The lessons are of a higher grade than in the preceding volumes. The author, however, ventures to predict, that if any of them shall be found unintelligible to the younger classes of readers, it will not be those of the highest character for thought and diction, and especially in the selections from poetry. Nothing is so difficult to be understood as nonsense. Nothing is so clear and easy to comprehend as the simplicity of wisdom.
By the questions, all the pupil knows, and, sometimes more, will be put in requisition. This will not be unpleasant to those whose minds are sufficiently active and vigorous, to take delight in new efforts, and fresh acquisitions. It may even happen that some of the questions can not be answered by the instructor. Still, there is nothing which an intelligent teacher of a common school” might not be expected to learn, or easily acquire. Nothing is so well taught as what has been recently learned. It is, however, the wish of the author, to incite the teacher to the adoption of the interrogative method orally, rather than confine him to the printed questions.
From no source has the author drawn more copiously than from the Sacred Scriptures. For this certainly he apprehends no censure. In a Christian country, that man is to be pitied, who, at this day, can honestly object to imbuing the minds of youth with the language and spirit of the word of God. Among the selections from the Bible are some elegant specimens of sacred poetry, as arranged by Bishop Jebb and Dr. Coit.
To the present remodeled and enlarged edition, are added an introductory article on reading; definitions of the more difficult words in each lesson, in which the proper pronunciation is indicated and the part of speech denoted by the usual abbreviations; a notation, to a
considerable extent, of the proper inflection and emphasis, together With questions, and explanations of the same; and grammatical ques.
dions. To the latter the attention of the teacher is especially invited, as they form a very important and valuable feature of the work. No teacher is aware, until he tries it, how far the study of grammar and that of reading may be united, with decided advantage to both.

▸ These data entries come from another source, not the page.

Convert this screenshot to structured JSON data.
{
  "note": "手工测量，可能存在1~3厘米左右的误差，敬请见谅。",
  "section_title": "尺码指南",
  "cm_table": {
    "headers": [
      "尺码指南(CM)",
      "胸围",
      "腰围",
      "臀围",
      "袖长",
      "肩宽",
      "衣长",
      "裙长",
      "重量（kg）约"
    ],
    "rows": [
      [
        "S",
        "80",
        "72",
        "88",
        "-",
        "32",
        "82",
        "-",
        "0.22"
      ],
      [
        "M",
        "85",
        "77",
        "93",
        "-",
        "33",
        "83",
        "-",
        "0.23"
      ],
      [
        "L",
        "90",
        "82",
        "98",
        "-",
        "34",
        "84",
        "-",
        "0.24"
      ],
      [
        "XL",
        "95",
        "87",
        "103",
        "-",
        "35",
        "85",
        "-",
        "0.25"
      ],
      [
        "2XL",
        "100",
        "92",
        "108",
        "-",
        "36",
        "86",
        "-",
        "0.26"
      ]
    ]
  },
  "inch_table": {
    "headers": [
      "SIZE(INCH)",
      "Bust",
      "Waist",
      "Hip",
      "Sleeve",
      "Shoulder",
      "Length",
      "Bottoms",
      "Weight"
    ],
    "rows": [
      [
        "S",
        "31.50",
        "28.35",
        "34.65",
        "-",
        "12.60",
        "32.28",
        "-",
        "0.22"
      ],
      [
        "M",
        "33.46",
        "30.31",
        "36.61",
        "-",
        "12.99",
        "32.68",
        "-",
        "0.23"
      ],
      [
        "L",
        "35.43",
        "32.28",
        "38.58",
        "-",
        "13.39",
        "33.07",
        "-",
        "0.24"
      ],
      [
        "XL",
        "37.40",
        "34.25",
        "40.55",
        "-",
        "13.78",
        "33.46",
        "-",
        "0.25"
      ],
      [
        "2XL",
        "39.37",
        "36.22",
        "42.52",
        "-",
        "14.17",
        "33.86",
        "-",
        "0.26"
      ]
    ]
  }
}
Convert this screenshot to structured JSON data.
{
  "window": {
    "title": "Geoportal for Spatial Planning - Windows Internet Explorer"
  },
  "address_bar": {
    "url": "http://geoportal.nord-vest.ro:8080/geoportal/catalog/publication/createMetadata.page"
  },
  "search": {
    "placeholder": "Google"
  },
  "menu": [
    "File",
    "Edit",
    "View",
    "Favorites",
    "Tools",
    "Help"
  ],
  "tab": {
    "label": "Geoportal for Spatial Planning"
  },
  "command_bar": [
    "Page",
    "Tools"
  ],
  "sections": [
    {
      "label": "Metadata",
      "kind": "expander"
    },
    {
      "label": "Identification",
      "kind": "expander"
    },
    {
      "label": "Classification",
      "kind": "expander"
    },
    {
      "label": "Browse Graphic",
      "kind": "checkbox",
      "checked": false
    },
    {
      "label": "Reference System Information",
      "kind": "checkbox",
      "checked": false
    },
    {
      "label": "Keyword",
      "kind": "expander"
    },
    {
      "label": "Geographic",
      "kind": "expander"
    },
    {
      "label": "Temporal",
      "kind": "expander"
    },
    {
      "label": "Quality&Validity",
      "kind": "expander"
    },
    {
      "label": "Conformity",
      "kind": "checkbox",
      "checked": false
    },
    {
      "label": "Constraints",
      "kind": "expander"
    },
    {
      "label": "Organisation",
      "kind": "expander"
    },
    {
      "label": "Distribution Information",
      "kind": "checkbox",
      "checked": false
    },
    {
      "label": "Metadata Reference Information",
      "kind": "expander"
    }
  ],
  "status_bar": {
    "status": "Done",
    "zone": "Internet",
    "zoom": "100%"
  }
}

The exercises on Articulation placed between the lessons, are also, in this edition, very much enlarged and considerably varied.
With regard to the general plan of this series, as it has met so universally the approbation of intelligent critics, it needs here no explanation or defense.